By Amirah Mizrahi, Antonia House and Emily Ratner
When we disrupted Israeli Prime Minister Benyamin Netanyahu’s keynote speech at the Jewish Federations of North America’s annual general meeting last November in New Orleans, we were met with hisses, boos, verbal harassment and even physical attacks from other members of the audience. But criminal charges were never so much as mentioned. Yet, on September 23rd, ten students who interrupted Israeli Ambassador Michael Oren’s speech at UC Irvine in February 2010 were convicted of two misdemeanors for their participation in that protest. Today, October 11, 2011, is a national day of action to protest those unjust convictions. We think it’s a perfect opportunity to look at the similarities and differences in these two actions.
In both protests, each person who stood up to bring attention to crimes committed by the Israeli government acted non-violently, and cooperated fully with security personnel and the police. So what was the difference? Why were we not arrested, charged and tried while the Irvine 11 were? Logically, the opposite should have been true: our target was bigger – the Prime Minister of Israel; our venue was bigger – the largest Jewish event in North America; and our protest came later – inspired in part by the brave actions of the Irvine 11. But there is one more difference, and it proved to be the crucial one: we are Jews and the Irvine 11 are Muslims.
The Irvine 11 inspired us to openly challenge propaganda that whitewashes military occupation and grave violations of human rights and international law. The Irvine 11 pushed us to name these crimes that are all but silenced in mainstream American media and discourse, and to demand that Israel’s representatives address them. The Irvine 11 reminded us of our moral responsibility to protest the Israeli military aggression that led to the deaths of over 1,400 Gazans during Operation Cast Lead in 2008-9, the humiliation and human rights abuses suffered by Palestinians on a daily basis, the illegal wall and settlements that separate Palestinians from their families and their livelihoods, and the second-class citizenship of Palestinian-Israelis.

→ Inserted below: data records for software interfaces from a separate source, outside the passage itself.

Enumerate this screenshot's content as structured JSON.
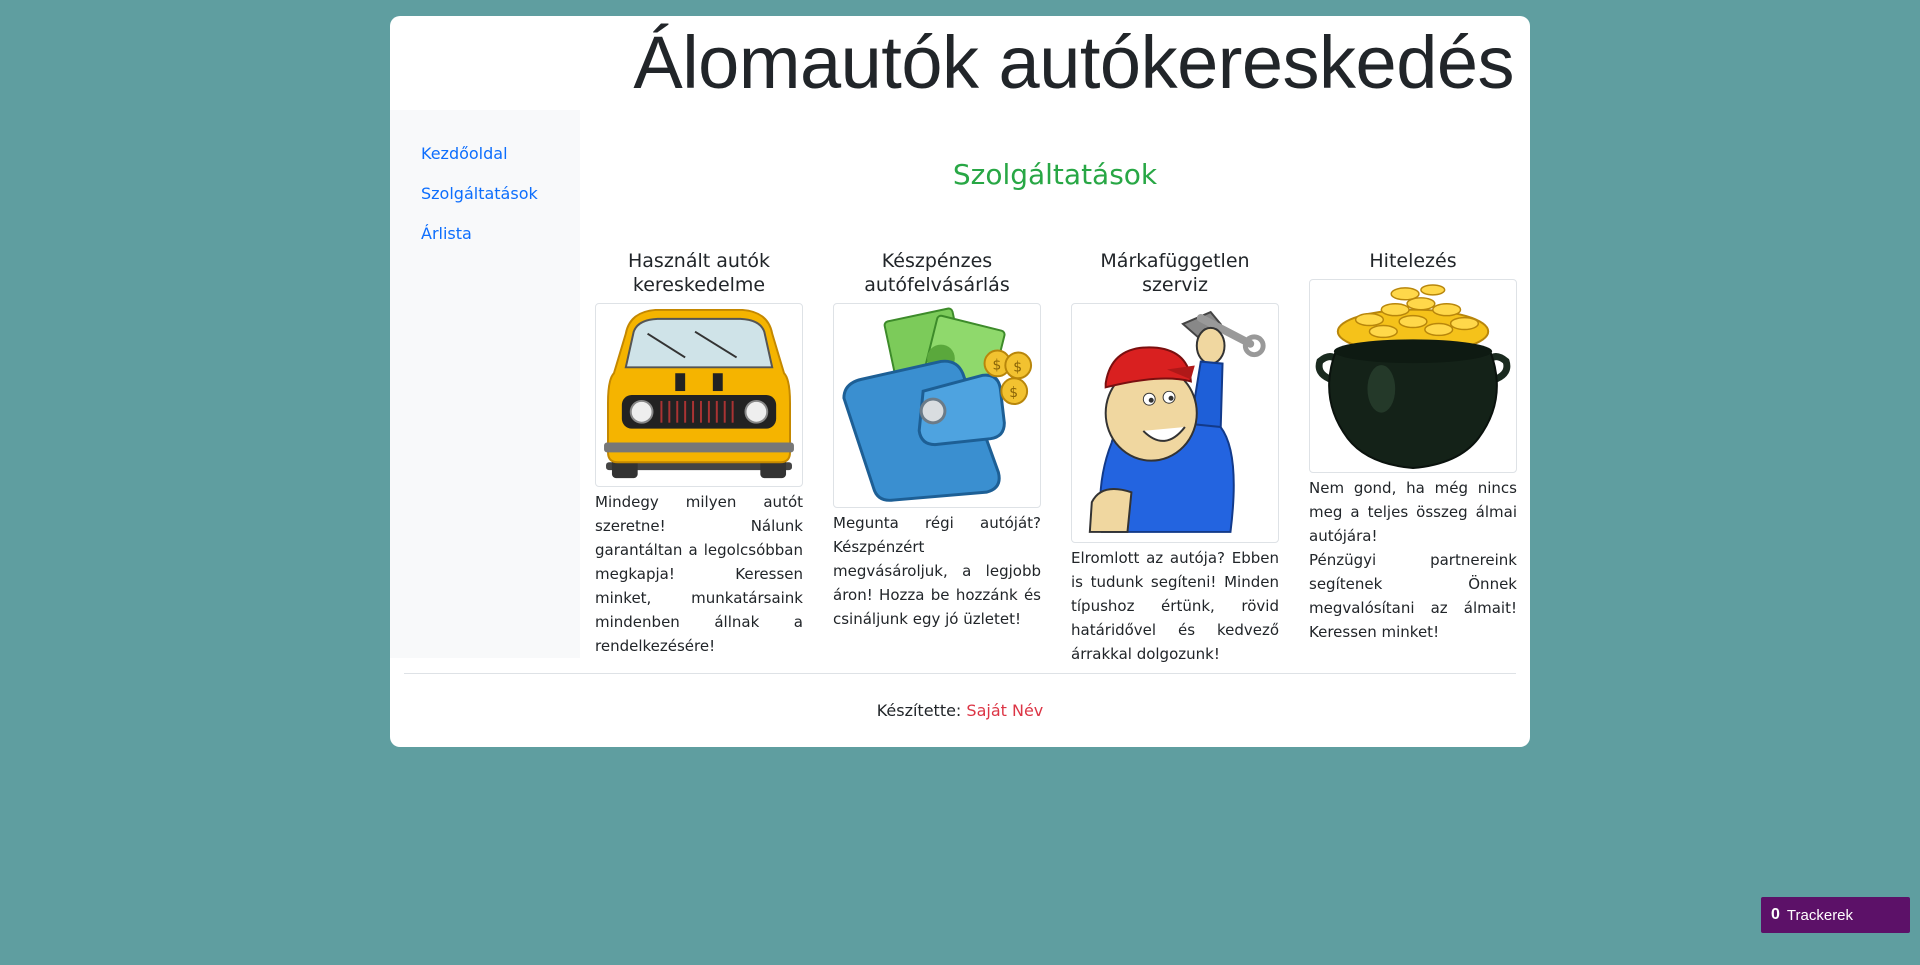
{
  "header": {
    "title": "Álomautók autókereskedés"
  },
  "sidebar": {
    "items": [
      {
        "label": "Kezdőoldal"
      },
      {
        "label": "Szolgáltatások"
      },
      {
        "label": "Árlista"
      }
    ]
  },
  "main": {
    "section_title": "Szolgáltatások",
    "services": [
      {
        "title": "Használt autók kereskedelme",
        "image": "yellow-car-icon",
        "text": "Mindegy milyen autót szeretne! Nálunk garantáltan a legolcsóbban megkapja! Keressen minket, munkatársaink mindenben állnak a rendelkezésére!"
      },
      {
        "title": "Készpénzes autófelvásárlás",
        "image": "wallet-money-icon",
        "text": "Megunta régi autóját? Készpénzért megvásároljuk, a legjobb áron! Hozza be hozzánk és csináljunk egy jó üzletet!"
      },
      {
        "title": "Márkafüggetlen szerviz",
        "image": "mechanic-wrench-icon",
        "text": "Elromlott az autója? Ebben is tudunk segíteni! Minden típushoz értünk, rövid határidővel és kedvező árrakkal dolgozunk!"
      },
      {
        "title": "Hitelezés",
        "image": "pot-of-gold-icon",
        "text1": "Nem gond, ha még nincs meg a teljes összeg álmai autójára!",
        "text2": "Pénzügyi partnereink segítenek Önnek megvalósítani az álmait! Keressen minket!"
      }
    ]
  },
  "footer": {
    "prefix": "Készítette:",
    "name": "Saját Név"
  },
  "tracker": {
    "count": "0",
    "label": "Trackerek"
  },
  "colors": {
    "background": "#5f9ea0",
    "section_title": "#28a745",
    "link": "#0d6efd",
    "footer_name": "#dc3545",
    "tracker": "#5c1168"
  }
}
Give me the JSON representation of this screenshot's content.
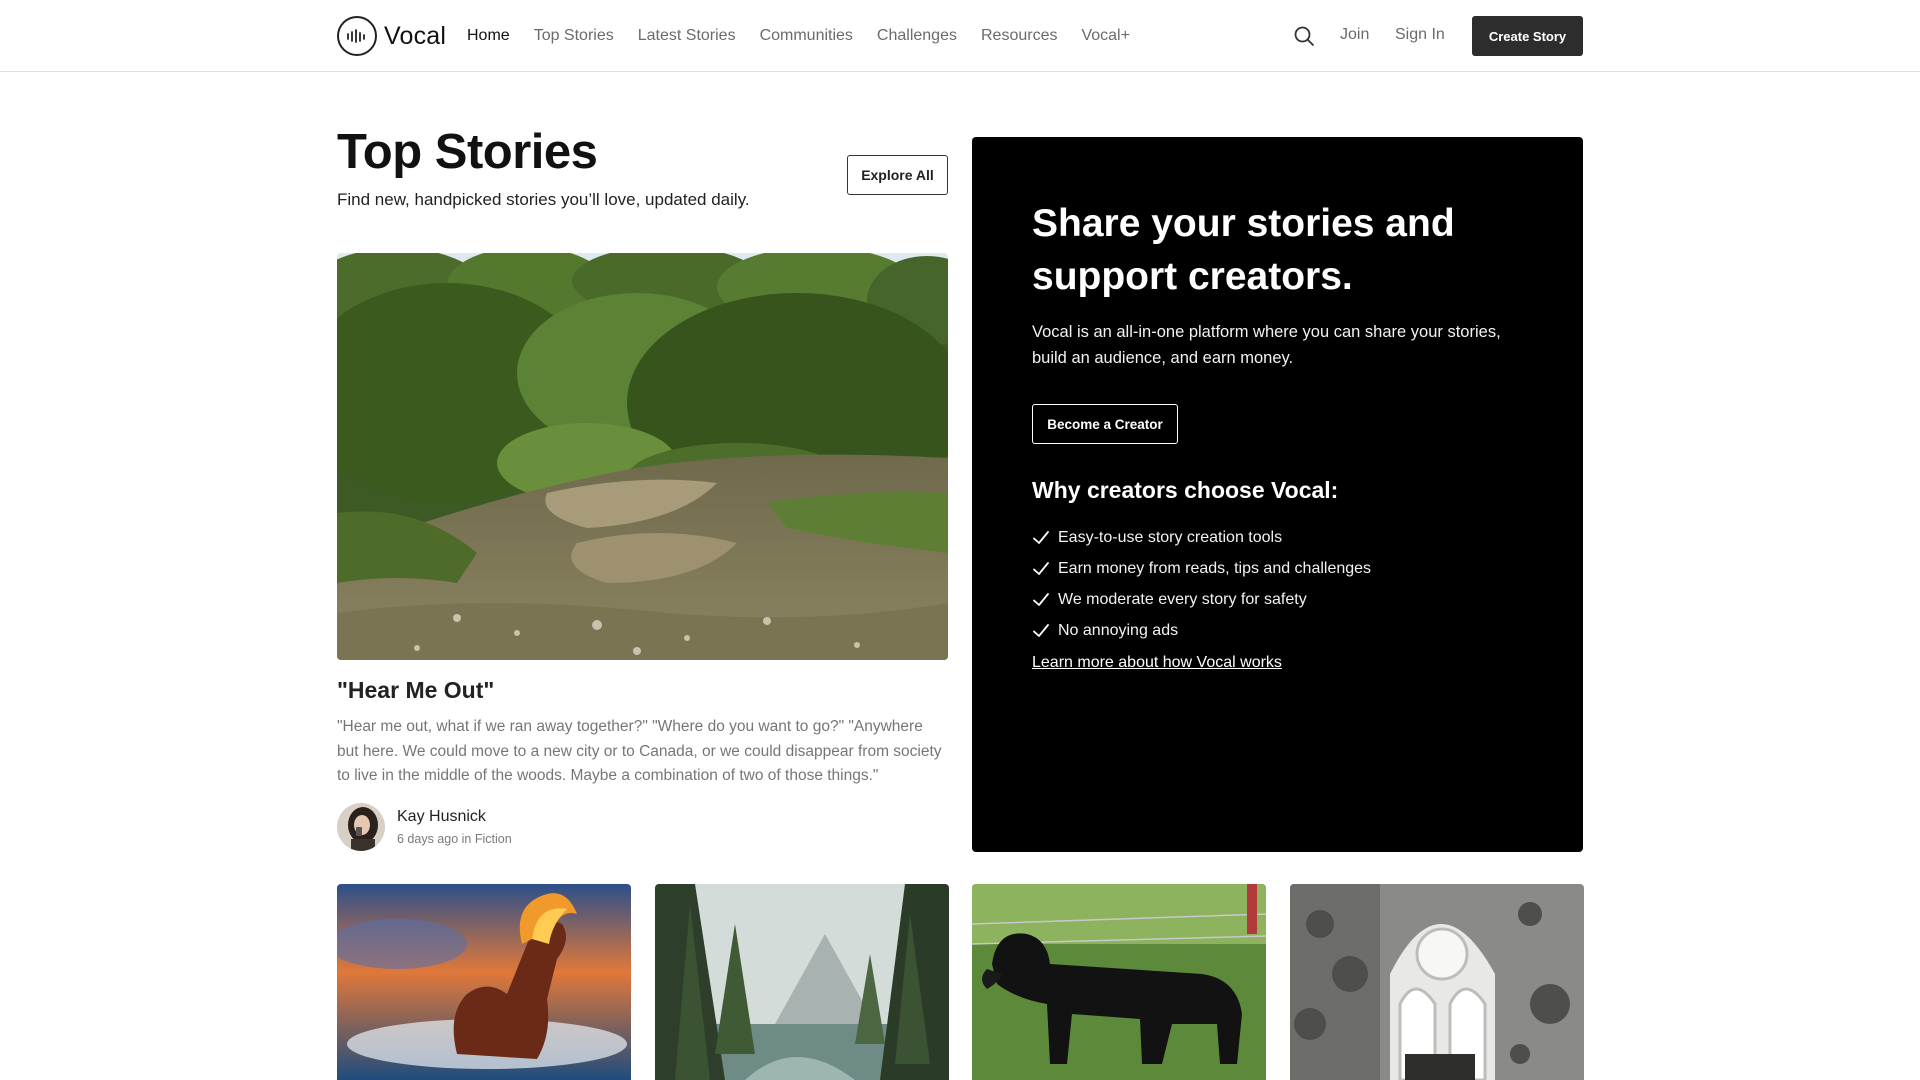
{
  "header": {
    "logo_text": "Vocal",
    "nav": [
      {
        "label": "Home",
        "active": true
      },
      {
        "label": "Top Stories",
        "active": false
      },
      {
        "label": "Latest Stories",
        "active": false
      },
      {
        "label": "Communities",
        "active": false
      },
      {
        "label": "Challenges",
        "active": false
      },
      {
        "label": "Resources",
        "active": false
      },
      {
        "label": "Vocal+",
        "active": false
      }
    ],
    "search_icon": "search-icon",
    "join_label": "Join",
    "signin_label": "Sign In",
    "create_label": "Create Story"
  },
  "top_stories": {
    "title": "Top Stories",
    "subtitle": "Find new, handpicked stories you’ll love, updated daily.",
    "explore_label": "Explore All",
    "feature": {
      "title": "\"Hear Me Out\"",
      "excerpt": "\"Hear me out, what if we ran away together?\" \"Where do you want to go?\" \"Anywhere but here. We could move to a new city or to Canada, or we could disappear from society to live in the middle of the woods. Maybe a combination of two of those things.\"",
      "author": "Kay Husnick",
      "meta": "6 days ago in Fiction",
      "image": "forest-creek-photo"
    },
    "thumbnails": [
      "fire-horse-photo",
      "forest-lake-photo",
      "black-dog-photo",
      "ruined-window-photo"
    ]
  },
  "promo": {
    "title": "Share your stories and support creators.",
    "text": "Vocal is an all-in-one platform where you can share your stories, build an audience, and earn money.",
    "button_label": "Become a Creator",
    "why_heading": "Why creators choose Vocal:",
    "reasons": [
      "Easy-to-use story creation tools",
      "Earn money from reads, tips and challenges",
      "We moderate every story for safety",
      "No annoying ads"
    ],
    "learn_more": "Learn more about how Vocal works"
  },
  "colors": {
    "brand_dark": "#2d2d2d",
    "promo_bg": "#000000",
    "muted_text": "#767676"
  }
}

But now, Orange County’s criminal justice system has sent a message that the Israeli ambassador’s right to speak without interruption is more worthy of protection than the right of American citizens to protest the illegal and unconscionable actions of Israel’s government, a government that is given access to countless forums in the United States – from New York Times op-eds, to CNN, to college campuses, to Congress – to perpetuate propaganda that whitewashes its crimes. Even more disturbing, the fact that the Irvine 11 were charged and tried while we were let off without a mark (as were other non-Muslim protesters in Orange County who later interrupted Dick Cheney and George W. Bush) is testament to the influence of Islamophobia, anti-Arab racism and blind support for Israel on contemporary American society and political discourse.
The day the Irvine 11 were convicted was a shameful day for the American legal system. The principle of free expression is fundamental to democracy, and the Irvine 11’s conviction constitutes a chilling attack on all Americans’ right to free speech. Moreover, this clear targeting of a minority group should set off alarm bells for those who abhor racism and strive for the protection of equal rights for all citizens, regardless of religion or ethnicity. We fear for those whom our justice system would silence in order to protect the powerful.
We join the administration of UC Irvine and the dean of UC Irvine’s law school, along with proponents of free speech and human rights throughout the country, in condemning the targeting of Muslim students by the Orange County District Attorney’s office. We take heart in the bravery of people just like us who are occupying cities across the United States, demanding an end to a system that privileges the voices and values of the powerful over the needs and rights of the many. We stand with the Irvine 11 as they move forward with their appeal, as we stand with all those who refuse to be cowed by state repression in the struggle for social justice. Join us today.